What to produce: Search the entries for the word "icon". Copy each line in which it is found.

Exercise materials:
------------------------

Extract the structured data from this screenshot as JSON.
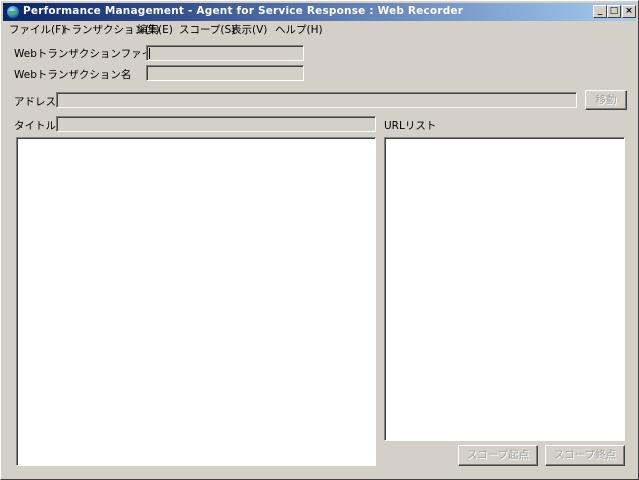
{
  "window": {
    "title": "Performance Management - Agent for Service Response : Web Recorder",
    "controls": {
      "minimize": "_",
      "maximize": "□",
      "close": "×"
    }
  },
  "menu": [
    {
      "label": "ファイル(F)"
    },
    {
      "label": "トランザクション(T)"
    },
    {
      "label": "編集(E)"
    },
    {
      "label": "スコープ(S)"
    },
    {
      "label": "表示(V)"
    },
    {
      "label": "ヘルプ(H)"
    }
  ],
  "form": {
    "file_name_label": "Webトランザクションファイル名",
    "file_name_value": "",
    "transaction_name_label": "Webトランザクション名",
    "transaction_name_value": "",
    "address_label": "アドレス",
    "address_value": "",
    "move_button": "移動",
    "title_label": "タイトル",
    "title_value": "",
    "url_list_label": "URLリスト"
  },
  "buttons": {
    "scope_start": "スコープ起点",
    "scope_end": "スコープ終点"
  }
}
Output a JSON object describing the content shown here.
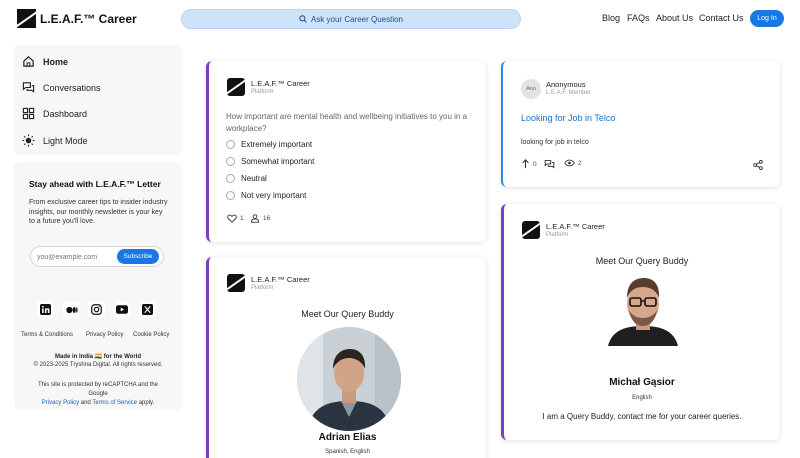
{
  "header": {
    "logo_text": "L.E.A.F.™ Career",
    "ask_label": "Ask your Career Question",
    "nav": [
      "Blog",
      "FAQs",
      "About Us",
      "Contact Us"
    ],
    "login_label": "Log In"
  },
  "sidebar": {
    "items": [
      {
        "label": "Home",
        "icon": "home-icon"
      },
      {
        "label": "Conversations",
        "icon": "chat-icon"
      },
      {
        "label": "Dashboard",
        "icon": "dashboard-icon"
      },
      {
        "label": "Light Mode",
        "icon": "sun-icon"
      }
    ],
    "newsletter": {
      "title": "Stay ahead with L.E.A.F.™ Letter",
      "description": "From exclusive career tips to insider industry insights, our monthly newsletter is your key to a future you'll love.",
      "email_placeholder": "you@example.com",
      "subscribe_label": "Subscribe"
    },
    "socials": [
      "linkedin-icon",
      "medium-icon",
      "instagram-icon",
      "youtube-icon",
      "x-icon"
    ],
    "footer_links": [
      "Terms & Conditions",
      "Privacy Policy",
      "Cookie Policy"
    ],
    "made_in": "Made in India 🇮🇳 for the World",
    "copyright": "© 2023-2025 Tryshna Digital. All rights reserved.",
    "recaptcha_1": "This site is protected by reCAPTCHA and the",
    "recaptcha_2": "Google",
    "privacy_label": "Privacy Policy",
    "and_label": "and",
    "tos_label": "Terms of Service",
    "apply_label": "apply."
  },
  "feed": {
    "poll_card": {
      "author": "L.E.A.F.™ Career",
      "role": "Platform",
      "question": "How important are mental health and wellbeing initiatives to you in a workplace?",
      "options": [
        "Extremely important",
        "Somewhat important",
        "Neutral",
        "Not very important"
      ],
      "likes": "1",
      "voters": "16"
    },
    "anon_card": {
      "avatar_text": "Ano",
      "author": "Anonymous",
      "role": "L.E.A.F. Member",
      "title": "Looking for Job in Telco",
      "body": "looking for job in telco",
      "upvotes": "0",
      "views": "2"
    },
    "buddy_card_left": {
      "author": "L.E.A.F.™ Career",
      "role": "Platform",
      "heading": "Meet Our Query Buddy",
      "name": "Adrian Elias",
      "languages": "Spanish, English"
    },
    "buddy_card_right": {
      "author": "L.E.A.F.™ Career",
      "role": "Platform",
      "heading": "Meet Our Query Buddy",
      "name": "Michał Gąsior",
      "languages": "English",
      "message": "I am a Query Buddy, contact me for your career queries."
    }
  },
  "colors": {
    "accent": "#1877e5",
    "purple_accent": "#7b3fbf",
    "blue_accent": "#2e86de"
  }
}
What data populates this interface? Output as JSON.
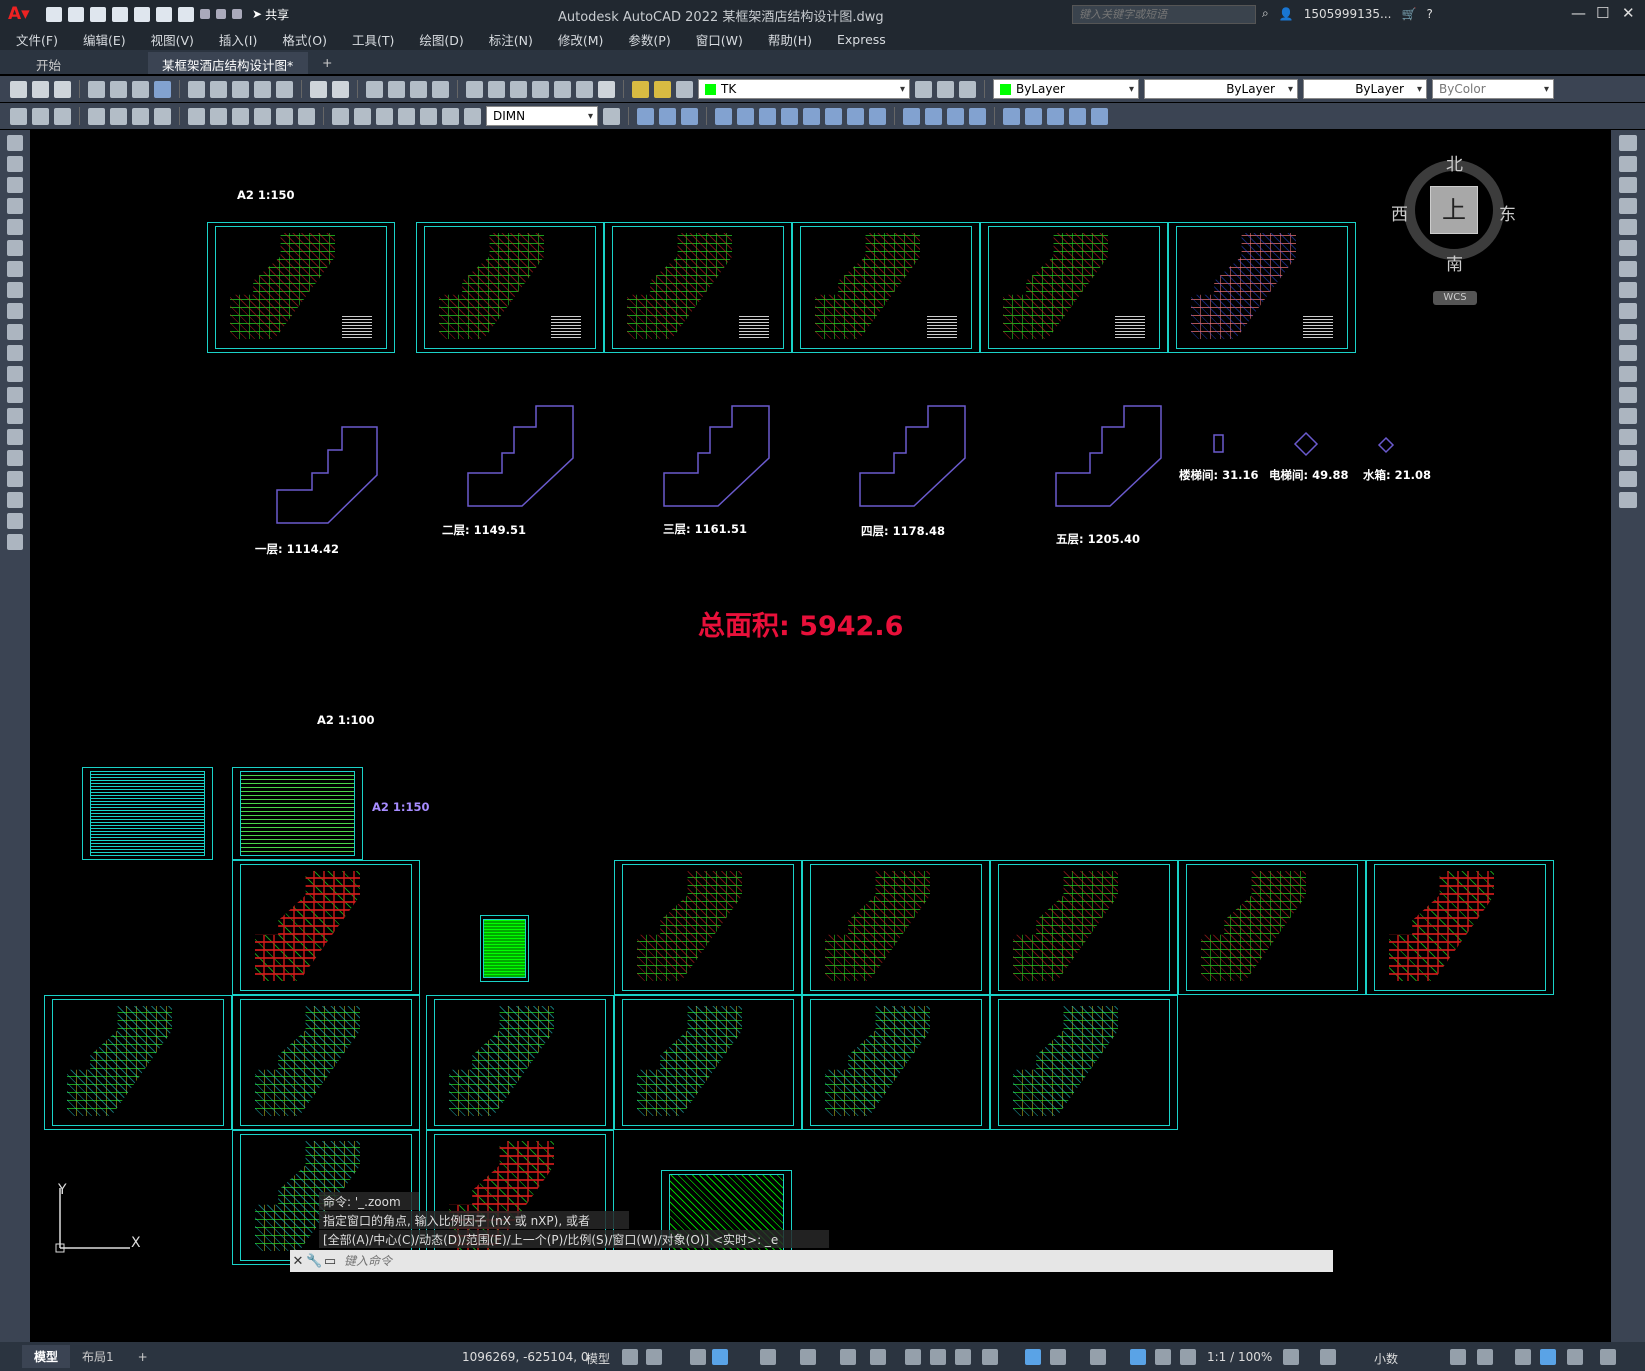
{
  "window": {
    "title": "Autodesk AutoCAD 2022    某框架酒店结构设计图.dwg",
    "share_label": "共享",
    "search_placeholder": "键入关键字或短语",
    "user": "1505999135...",
    "min": "—",
    "max": "☐",
    "close": "✕"
  },
  "menu": [
    "文件(F)",
    "编辑(E)",
    "视图(V)",
    "插入(I)",
    "格式(O)",
    "工具(T)",
    "绘图(D)",
    "标注(N)",
    "修改(M)",
    "参数(P)",
    "窗口(W)",
    "帮助(H)",
    "Express"
  ],
  "tabs": {
    "start": "开始",
    "doc": "某框架酒店结构设计图*",
    "close": "✕",
    "add": "+"
  },
  "toolbar": {
    "layer": "TK",
    "color": "ByLayer",
    "linetype": "ByLayer",
    "lineweight": "ByLayer",
    "plotstyle": "ByColor",
    "dimstyle": "DIMN"
  },
  "drawing": {
    "scale_a2_150": "A2 1:150",
    "scale_a2_100": "A2 1:100",
    "scale_a2_150_b": "A2 1:150",
    "areas": [
      "一层: 1114.42",
      "二层: 1149.51",
      "三层: 1161.51",
      "四层: 1178.48",
      "五层: 1205.40",
      "楼梯间: 31.16",
      "电梯间: 49.88",
      "水箱: 21.08"
    ],
    "total": "总面积: 5942.6"
  },
  "viewcube": {
    "north": "北",
    "south": "南",
    "east": "东",
    "west": "西",
    "top": "上",
    "wcs": "WCS"
  },
  "command": {
    "history": [
      "命令: '_.zoom",
      "指定窗口的角点, 输入比例因子 (nX 或 nXP), 或者",
      "[全部(A)/中心(C)/动态(D)/范围(E)/上一个(P)/比例(S)/窗口(W)/对象(O)] <实时>: _e"
    ],
    "placeholder": "键入命令"
  },
  "ucs": {
    "y": "Y",
    "x": "X"
  },
  "status": {
    "tab_model": "模型",
    "tab_layout": "布局1",
    "add": "+",
    "coords": "1096269, -625104, 0",
    "model": "模型",
    "scale": "1:1 / 100%",
    "units": "小数"
  },
  "colors": {
    "background": "#000000",
    "frame": "#1ad2c8",
    "total_text": "#e8103a",
    "outline": "#6a5acd"
  }
}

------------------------

Solution for this task:
        "icon": "home-icon"
        "icon": "chat-icon"
        "icon": "dashboard-icon"
        "icon": "sun-icon"
      "linkedin-icon",
      "medium-icon",
      "instagram-icon",
      "youtube-icon",
      "x-icon"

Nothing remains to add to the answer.